"Over the past four decades there has been an explosive increase in allergy and asthma in westernized countries, which correlates with widespread use of antibiotics alterations and gastrointestinal (GI) microflora," says Mairi Noverr, a researcher on the study. "We propose that the link between antibiotic use and dysregulated pulmonary immunity is through antibiotic-induced long term alterations in the bacterial and fungal GI microflora."
Noverr and colleagues treated mice with a short course of antibiotics for 5 days to weaken the naturally occurring bacteria in the GI tract before experimentally introducing the yeast Candida albicans. Increased growth of C. albicans is a common side effect of antibiotic therapy. The mice were then exposed to mold spores. Those that had received antibiotic therapy and C. albicans colonization in the GI tract had increased hypersensitivity in the pulmonary tract compared with untreated mice.

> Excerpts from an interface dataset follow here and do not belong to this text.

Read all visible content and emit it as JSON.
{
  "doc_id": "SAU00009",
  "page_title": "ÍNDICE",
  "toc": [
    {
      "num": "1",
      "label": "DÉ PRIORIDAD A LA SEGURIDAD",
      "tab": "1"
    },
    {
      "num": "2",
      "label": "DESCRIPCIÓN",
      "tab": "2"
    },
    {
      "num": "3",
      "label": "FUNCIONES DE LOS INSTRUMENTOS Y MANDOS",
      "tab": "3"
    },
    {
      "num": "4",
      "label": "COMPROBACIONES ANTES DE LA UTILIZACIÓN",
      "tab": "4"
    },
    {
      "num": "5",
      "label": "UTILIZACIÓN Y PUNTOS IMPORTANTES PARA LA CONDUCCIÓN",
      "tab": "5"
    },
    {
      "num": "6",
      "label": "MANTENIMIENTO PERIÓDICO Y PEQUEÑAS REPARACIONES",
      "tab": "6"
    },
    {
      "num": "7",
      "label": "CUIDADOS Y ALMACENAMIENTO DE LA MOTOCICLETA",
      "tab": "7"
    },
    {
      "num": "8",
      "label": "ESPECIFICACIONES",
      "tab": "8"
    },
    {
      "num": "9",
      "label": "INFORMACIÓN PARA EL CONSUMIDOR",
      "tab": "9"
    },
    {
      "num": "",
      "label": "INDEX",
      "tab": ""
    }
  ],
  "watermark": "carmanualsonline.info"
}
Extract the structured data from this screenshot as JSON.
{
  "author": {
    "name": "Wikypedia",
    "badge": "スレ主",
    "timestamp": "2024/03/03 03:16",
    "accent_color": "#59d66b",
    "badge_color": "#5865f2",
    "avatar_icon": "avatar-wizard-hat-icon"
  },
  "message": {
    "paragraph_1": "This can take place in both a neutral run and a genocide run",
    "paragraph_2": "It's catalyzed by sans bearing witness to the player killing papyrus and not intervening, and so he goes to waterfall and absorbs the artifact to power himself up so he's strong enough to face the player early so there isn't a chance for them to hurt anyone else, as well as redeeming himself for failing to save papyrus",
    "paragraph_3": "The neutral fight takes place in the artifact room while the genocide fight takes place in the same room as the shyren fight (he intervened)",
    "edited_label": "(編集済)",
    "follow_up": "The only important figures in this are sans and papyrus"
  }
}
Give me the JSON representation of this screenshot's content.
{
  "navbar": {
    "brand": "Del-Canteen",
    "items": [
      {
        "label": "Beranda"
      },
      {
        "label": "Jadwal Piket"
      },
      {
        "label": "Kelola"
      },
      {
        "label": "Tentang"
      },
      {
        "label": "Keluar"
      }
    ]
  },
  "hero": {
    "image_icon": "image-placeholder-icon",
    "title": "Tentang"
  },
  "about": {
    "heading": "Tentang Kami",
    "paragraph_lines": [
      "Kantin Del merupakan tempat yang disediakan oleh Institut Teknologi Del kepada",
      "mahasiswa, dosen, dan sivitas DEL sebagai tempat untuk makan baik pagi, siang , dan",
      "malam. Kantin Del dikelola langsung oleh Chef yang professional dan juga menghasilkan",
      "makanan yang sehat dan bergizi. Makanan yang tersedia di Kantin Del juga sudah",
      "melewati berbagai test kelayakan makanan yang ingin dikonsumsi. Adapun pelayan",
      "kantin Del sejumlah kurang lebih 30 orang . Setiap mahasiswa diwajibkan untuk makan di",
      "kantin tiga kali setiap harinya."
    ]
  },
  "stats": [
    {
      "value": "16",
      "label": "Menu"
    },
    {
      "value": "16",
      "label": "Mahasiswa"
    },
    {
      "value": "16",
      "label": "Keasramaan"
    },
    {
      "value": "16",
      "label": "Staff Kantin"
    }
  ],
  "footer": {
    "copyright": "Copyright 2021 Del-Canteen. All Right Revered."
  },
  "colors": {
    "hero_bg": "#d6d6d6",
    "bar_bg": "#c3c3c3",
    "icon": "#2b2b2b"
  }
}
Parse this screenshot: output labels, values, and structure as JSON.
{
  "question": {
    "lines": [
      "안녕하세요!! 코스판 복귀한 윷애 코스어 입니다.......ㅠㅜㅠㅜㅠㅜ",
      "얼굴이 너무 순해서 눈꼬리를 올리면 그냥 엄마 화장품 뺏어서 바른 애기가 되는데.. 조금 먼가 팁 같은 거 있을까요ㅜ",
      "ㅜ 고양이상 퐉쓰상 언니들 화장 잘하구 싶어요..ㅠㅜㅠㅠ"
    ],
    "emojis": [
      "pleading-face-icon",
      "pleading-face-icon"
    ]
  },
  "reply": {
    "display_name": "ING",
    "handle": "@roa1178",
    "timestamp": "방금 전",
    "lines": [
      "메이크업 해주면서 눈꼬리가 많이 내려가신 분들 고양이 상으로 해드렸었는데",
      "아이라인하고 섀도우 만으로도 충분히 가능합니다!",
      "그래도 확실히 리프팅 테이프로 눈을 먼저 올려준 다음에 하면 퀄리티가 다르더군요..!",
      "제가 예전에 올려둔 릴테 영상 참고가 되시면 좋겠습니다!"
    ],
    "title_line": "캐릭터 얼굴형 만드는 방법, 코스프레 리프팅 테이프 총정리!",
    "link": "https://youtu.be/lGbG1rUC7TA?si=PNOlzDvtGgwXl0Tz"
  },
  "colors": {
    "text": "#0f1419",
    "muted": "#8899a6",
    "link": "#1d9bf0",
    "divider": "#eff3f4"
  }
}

"The studies presented here are the first direct demonstration that antibiotic therapy can promote the development of an allergic airway response," says Noverr. "While it remains to be tested whether human allergies result from altered microflora, we have demonstrated in an animal model that antibiotic use can promote the development of an airway allergic response following allergen exposure via the nose," says Noverr.
This release is a summary of a presentation from the 104th General Meeting of the American Society for Microbiology, May 23-27, 2004, in New Orleans, Louisiana. Additional information on these and other presentations at the 104th ASM General Meeting can be found online at http://www.